- _Assignment_:
Whatever appears in the records should be given again exactly, down to the last mark.

"""

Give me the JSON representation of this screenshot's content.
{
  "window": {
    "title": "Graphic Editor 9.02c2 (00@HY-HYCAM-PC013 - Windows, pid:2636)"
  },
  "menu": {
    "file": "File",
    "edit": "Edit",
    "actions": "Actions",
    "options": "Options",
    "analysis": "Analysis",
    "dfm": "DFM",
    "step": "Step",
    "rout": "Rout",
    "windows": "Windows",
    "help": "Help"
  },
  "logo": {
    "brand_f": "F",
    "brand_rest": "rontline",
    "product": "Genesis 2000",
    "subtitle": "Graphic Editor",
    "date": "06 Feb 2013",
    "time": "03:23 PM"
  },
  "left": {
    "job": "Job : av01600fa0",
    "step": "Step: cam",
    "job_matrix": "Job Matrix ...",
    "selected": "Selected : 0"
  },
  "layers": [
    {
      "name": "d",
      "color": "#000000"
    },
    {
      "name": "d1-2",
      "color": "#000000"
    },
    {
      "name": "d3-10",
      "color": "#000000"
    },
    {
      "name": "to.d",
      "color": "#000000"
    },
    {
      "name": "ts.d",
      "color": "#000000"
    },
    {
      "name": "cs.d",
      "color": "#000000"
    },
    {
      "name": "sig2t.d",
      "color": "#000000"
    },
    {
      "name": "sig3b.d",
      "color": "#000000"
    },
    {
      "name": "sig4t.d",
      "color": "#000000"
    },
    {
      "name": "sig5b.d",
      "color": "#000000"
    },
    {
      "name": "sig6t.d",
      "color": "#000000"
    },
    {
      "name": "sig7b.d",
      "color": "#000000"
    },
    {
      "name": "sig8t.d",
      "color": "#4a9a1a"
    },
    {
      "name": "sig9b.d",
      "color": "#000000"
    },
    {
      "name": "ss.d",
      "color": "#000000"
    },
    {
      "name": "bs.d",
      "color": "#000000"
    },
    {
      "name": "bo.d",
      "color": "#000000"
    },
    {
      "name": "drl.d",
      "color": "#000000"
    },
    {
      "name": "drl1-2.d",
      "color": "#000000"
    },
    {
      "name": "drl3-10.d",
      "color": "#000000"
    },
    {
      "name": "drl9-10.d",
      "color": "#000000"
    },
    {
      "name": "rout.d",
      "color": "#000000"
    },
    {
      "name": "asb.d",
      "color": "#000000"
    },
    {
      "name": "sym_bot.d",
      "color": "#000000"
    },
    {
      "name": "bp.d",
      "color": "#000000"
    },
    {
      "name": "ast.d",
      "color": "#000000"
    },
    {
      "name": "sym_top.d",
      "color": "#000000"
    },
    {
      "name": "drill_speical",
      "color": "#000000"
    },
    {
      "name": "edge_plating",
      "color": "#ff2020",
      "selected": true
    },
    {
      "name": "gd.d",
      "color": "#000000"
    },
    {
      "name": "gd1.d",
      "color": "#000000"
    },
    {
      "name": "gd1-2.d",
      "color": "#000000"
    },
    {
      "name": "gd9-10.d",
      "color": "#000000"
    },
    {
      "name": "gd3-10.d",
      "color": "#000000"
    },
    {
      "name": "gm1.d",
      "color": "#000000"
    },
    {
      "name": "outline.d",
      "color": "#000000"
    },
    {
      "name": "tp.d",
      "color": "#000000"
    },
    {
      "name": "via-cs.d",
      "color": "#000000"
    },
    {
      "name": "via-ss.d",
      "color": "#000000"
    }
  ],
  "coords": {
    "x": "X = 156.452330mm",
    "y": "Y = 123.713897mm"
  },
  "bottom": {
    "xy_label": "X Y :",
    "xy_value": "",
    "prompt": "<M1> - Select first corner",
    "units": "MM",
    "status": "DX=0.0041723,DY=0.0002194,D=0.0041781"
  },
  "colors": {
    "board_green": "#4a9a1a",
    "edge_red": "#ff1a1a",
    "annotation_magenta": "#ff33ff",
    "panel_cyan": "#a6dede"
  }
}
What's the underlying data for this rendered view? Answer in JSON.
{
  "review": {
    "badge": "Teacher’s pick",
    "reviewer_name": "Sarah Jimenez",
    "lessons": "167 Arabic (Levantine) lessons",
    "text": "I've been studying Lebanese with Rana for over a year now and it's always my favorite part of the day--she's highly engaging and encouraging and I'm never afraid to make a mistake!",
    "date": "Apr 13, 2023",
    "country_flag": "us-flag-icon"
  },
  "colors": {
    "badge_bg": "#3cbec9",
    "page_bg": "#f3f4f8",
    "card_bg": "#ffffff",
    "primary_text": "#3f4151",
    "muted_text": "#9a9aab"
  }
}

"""

- _Reply_:
Give me the JSON representation of this screenshot's content.
{
  "window": {
    "title": "Graphic Editor 9.02c2 (00@HY-HYCAM-PC013 - Windows, pid:2636)"
  },
  "menu": {
    "file": "File",
    "edit": "Edit",
    "actions": "Actions",
    "options": "Options",
    "analysis": "Analysis",
    "dfm": "DFM",
    "step": "Step",
    "rout": "Rout",
    "windows": "Windows",
    "help": "Help"
  },
  "logo": {
    "brand_f": "F",
    "brand_rest": "rontline",
    "product": "Genesis 2000",
    "subtitle": "Graphic Editor",
    "date": "06 Feb 2013",
    "time": "03:23 PM"
  },
  "left": {
    "job": "Job : av01600fa0",
    "step": "Step: cam",
    "job_matrix": "Job Matrix ...",
    "selected": "Selected : 0"
  },
  "layers": [
    {
      "name": "d",
      "color": "#000000"
    },
    {
      "name": "d1-2",
      "color": "#000000"
    },
    {
      "name": "d3-10",
      "color": "#000000"
    },
    {
      "name": "to.d",
      "color": "#000000"
    },
    {
      "name": "ts.d",
      "color": "#000000"
    },
    {
      "name": "cs.d",
      "color": "#000000"
    },
    {
      "name": "sig2t.d",
      "color": "#000000"
    },
    {
      "name": "sig3b.d",
      "color": "#000000"
    },
    {
      "name": "sig4t.d",
      "color": "#000000"
    },
    {
      "name": "sig5b.d",
      "color": "#000000"
    },
    {
      "name": "sig6t.d",
      "color": "#000000"
    },
    {
      "name": "sig7b.d",
      "color": "#000000"
    },
    {
      "name": "sig8t.d",
      "color": "#4a9a1a"
    },
    {
      "name": "sig9b.d",
      "color": "#000000"
    },
    {
      "name": "ss.d",
      "color": "#000000"
    },
    {
      "name": "bs.d",
      "color": "#000000"
    },
    {
      "name": "bo.d",
      "color": "#000000"
    },
    {
      "name": "drl.d",
      "color": "#000000"
    },
    {
      "name": "drl1-2.d",
      "color": "#000000"
    },
    {
      "name": "drl3-10.d",
      "color": "#000000"
    },
    {
      "name": "drl9-10.d",
      "color": "#000000"
    },
    {
      "name": "rout.d",
      "color": "#000000"
    },
    {
      "name": "asb.d",
      "color": "#000000"
    },
    {
      "name": "sym_bot.d",
      "color": "#000000"
    },
    {
      "name": "bp.d",
      "color": "#000000"
    },
    {
      "name": "ast.d",
      "color": "#000000"
    },
    {
      "name": "sym_top.d",
      "color": "#000000"
    },
    {
      "name": "drill_speical",
      "color": "#000000"
    },
    {
      "name": "edge_plating",
      "color": "#ff2020",
      "selected": true
    },
    {
      "name": "gd.d",
      "color": "#000000"
    },
    {
      "name": "gd1.d",
      "color": "#000000"
    },
    {
      "name": "gd1-2.d",
      "color": "#000000"
    },
    {
      "name": "gd9-10.d",
      "color": "#000000"
    },
    {
      "name": "gd3-10.d",
      "color": "#000000"
    },
    {
      "name": "gm1.d",
      "color": "#000000"
    },
    {
      "name": "outline.d",
      "color": "#000000"
    },
    {
      "name": "tp.d",
      "color": "#000000"
    },
    {
      "name": "via-cs.d",
      "color": "#000000"
    },
    {
      "name": "via-ss.d",
      "color": "#000000"
    }
  ],
  "coords": {
    "x": "X = 156.452330mm",
    "y": "Y = 123.713897mm"
  },
  "bottom": {
    "xy_label": "X Y :",
    "xy_value": "",
    "prompt": "<M1> - Select first corner",
    "units": "MM",
    "status": "DX=0.0041723,DY=0.0002194,D=0.0041781"
  },
  "colors": {
    "board_green": "#4a9a1a",
    "edge_red": "#ff1a1a",
    "annotation_magenta": "#ff33ff",
    "panel_cyan": "#a6dede"
  }
}
What's the underlying data for this rendered view? Answer in JSON.
{
  "review": {
    "badge": "Teacher’s pick",
    "reviewer_name": "Sarah Jimenez",
    "lessons": "167 Arabic (Levantine) lessons",
    "text": "I've been studying Lebanese with Rana for over a year now and it's always my favorite part of the day--she's highly engaging and encouraging and I'm never afraid to make a mistake!",
    "date": "Apr 13, 2023",
    "country_flag": "us-flag-icon"
  },
  "colors": {
    "badge_bg": "#3cbec9",
    "page_bg": "#f3f4f8",
    "card_bg": "#ffffff",
    "primary_text": "#3f4151",
    "muted_text": "#9a9aab"
  }
}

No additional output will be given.